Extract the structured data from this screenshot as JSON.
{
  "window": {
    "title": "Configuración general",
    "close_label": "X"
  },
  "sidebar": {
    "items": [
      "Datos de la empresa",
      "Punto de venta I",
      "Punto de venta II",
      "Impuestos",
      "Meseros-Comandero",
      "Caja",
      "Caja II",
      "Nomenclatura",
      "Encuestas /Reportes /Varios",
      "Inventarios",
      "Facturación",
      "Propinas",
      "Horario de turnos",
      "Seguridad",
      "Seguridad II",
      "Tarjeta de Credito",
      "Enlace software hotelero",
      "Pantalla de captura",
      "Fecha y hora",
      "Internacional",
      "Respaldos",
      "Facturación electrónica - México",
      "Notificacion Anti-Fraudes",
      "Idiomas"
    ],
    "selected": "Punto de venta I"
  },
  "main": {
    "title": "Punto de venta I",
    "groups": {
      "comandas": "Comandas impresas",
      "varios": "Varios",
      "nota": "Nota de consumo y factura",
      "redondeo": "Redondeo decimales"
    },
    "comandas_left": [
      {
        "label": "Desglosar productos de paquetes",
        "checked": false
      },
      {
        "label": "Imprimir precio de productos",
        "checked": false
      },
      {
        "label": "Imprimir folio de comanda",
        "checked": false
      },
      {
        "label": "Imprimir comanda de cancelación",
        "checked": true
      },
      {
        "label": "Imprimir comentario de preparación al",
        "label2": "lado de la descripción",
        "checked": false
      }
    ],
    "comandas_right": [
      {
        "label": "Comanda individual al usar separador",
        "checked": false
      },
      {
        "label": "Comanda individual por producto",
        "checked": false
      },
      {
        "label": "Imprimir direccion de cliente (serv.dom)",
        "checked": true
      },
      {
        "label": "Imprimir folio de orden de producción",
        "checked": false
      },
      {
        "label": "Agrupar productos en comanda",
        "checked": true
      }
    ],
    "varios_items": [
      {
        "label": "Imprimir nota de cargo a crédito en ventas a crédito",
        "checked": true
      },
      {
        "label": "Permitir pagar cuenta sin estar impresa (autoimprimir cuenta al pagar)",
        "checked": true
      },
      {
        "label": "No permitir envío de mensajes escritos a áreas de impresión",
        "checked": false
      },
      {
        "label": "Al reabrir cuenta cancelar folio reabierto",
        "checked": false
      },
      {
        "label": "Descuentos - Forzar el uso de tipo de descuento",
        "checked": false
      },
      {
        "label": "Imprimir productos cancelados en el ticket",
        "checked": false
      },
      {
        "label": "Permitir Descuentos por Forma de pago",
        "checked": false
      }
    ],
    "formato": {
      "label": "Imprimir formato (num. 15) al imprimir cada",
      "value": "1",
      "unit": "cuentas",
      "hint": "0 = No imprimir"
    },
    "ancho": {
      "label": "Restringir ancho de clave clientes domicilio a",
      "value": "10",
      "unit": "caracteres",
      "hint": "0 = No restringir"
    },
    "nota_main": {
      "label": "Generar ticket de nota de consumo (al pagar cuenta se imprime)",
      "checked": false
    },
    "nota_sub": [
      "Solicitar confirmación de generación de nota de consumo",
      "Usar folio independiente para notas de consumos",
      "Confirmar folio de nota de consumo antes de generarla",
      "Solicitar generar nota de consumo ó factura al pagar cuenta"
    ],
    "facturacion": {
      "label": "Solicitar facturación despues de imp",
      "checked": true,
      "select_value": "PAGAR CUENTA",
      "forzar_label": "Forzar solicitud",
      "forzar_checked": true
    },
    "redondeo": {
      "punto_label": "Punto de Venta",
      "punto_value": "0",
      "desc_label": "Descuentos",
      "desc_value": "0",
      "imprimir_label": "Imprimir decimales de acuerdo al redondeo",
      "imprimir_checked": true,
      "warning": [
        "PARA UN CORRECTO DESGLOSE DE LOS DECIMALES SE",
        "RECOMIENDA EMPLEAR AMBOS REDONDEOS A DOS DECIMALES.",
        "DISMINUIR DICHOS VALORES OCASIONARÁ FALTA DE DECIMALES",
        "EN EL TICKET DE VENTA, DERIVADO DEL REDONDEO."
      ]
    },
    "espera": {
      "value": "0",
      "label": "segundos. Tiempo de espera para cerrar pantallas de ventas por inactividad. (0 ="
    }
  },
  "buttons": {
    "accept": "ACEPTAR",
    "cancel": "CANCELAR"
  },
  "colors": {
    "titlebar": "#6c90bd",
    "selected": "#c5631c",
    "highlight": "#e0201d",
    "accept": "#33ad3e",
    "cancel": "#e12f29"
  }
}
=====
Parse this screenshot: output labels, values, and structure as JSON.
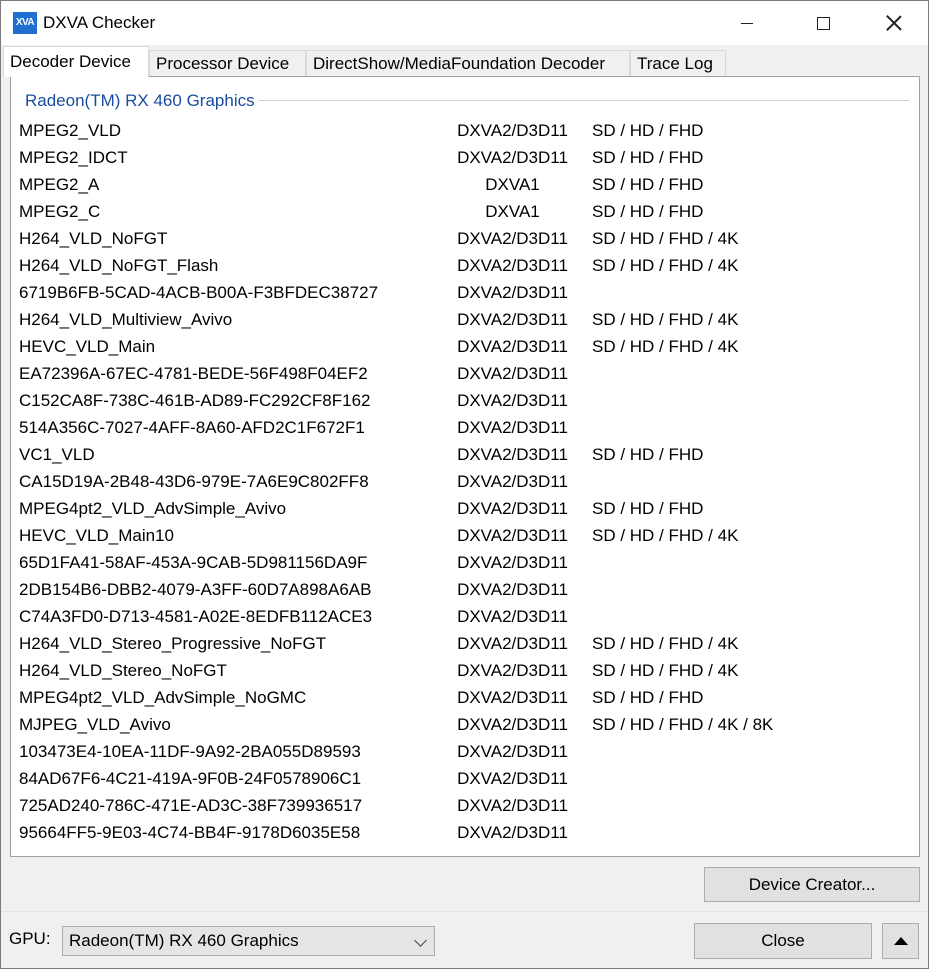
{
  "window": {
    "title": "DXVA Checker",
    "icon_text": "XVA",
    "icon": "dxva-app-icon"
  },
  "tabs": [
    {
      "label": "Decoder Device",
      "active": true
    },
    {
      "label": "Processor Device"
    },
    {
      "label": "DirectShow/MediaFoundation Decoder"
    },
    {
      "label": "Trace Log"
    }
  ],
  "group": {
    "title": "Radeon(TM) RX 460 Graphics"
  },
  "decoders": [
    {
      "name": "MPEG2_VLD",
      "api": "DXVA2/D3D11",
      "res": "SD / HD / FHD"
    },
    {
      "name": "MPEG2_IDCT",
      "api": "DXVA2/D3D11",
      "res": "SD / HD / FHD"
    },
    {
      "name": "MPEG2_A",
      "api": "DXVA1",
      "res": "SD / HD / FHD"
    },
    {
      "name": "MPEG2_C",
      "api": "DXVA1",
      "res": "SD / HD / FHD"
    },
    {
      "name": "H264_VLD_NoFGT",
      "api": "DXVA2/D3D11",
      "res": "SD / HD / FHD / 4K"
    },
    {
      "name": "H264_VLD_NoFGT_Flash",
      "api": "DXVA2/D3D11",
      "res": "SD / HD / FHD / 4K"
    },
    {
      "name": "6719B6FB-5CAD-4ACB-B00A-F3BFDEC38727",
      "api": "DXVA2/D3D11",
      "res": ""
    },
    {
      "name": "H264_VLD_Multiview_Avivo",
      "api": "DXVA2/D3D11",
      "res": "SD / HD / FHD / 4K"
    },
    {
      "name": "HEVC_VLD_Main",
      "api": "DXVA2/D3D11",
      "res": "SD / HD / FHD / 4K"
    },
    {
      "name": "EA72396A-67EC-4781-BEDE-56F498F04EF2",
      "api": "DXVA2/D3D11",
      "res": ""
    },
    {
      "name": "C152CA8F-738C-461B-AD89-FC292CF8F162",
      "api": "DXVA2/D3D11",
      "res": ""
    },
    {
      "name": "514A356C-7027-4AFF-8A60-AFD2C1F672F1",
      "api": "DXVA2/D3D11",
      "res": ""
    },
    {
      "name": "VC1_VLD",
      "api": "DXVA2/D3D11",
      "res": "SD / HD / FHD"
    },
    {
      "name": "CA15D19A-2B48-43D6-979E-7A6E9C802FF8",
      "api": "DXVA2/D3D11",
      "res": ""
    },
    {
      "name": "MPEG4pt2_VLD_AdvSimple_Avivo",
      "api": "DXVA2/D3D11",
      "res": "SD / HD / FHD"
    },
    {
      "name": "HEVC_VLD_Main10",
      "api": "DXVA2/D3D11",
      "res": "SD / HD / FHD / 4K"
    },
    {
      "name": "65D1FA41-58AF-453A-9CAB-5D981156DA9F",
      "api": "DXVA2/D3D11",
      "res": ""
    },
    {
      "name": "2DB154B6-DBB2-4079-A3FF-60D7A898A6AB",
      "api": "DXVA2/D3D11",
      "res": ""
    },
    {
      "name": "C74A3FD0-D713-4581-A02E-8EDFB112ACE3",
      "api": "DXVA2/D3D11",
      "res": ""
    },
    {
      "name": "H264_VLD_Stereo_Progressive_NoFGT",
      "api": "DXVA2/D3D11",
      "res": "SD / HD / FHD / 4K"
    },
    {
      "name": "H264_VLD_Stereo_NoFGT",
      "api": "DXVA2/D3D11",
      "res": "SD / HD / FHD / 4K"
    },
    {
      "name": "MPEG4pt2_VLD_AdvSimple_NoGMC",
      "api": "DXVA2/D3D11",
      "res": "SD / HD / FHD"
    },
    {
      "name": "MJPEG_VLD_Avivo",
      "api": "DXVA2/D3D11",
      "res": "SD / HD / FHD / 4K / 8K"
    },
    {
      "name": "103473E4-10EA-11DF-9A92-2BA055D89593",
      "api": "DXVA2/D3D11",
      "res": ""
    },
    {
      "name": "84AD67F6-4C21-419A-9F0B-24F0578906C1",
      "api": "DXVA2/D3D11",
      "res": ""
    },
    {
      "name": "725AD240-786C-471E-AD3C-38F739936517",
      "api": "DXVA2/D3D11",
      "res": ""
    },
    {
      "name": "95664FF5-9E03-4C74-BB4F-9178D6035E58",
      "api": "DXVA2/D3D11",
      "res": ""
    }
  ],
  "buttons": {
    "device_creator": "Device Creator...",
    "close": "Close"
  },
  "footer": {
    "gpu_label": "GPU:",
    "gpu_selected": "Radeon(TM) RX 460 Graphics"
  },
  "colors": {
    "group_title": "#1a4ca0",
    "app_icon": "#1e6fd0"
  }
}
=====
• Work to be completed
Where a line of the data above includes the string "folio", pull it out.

• Reply to the task
        "label": "Imprimir folio de comanda",
        "label": "Imprimir folio de orden de producción",
        "label": "Al reabrir cuenta cancelar folio reabierto",
      "Usar folio independiente para notas de consumos",
      "Confirmar folio de nota de consumo antes de generarla",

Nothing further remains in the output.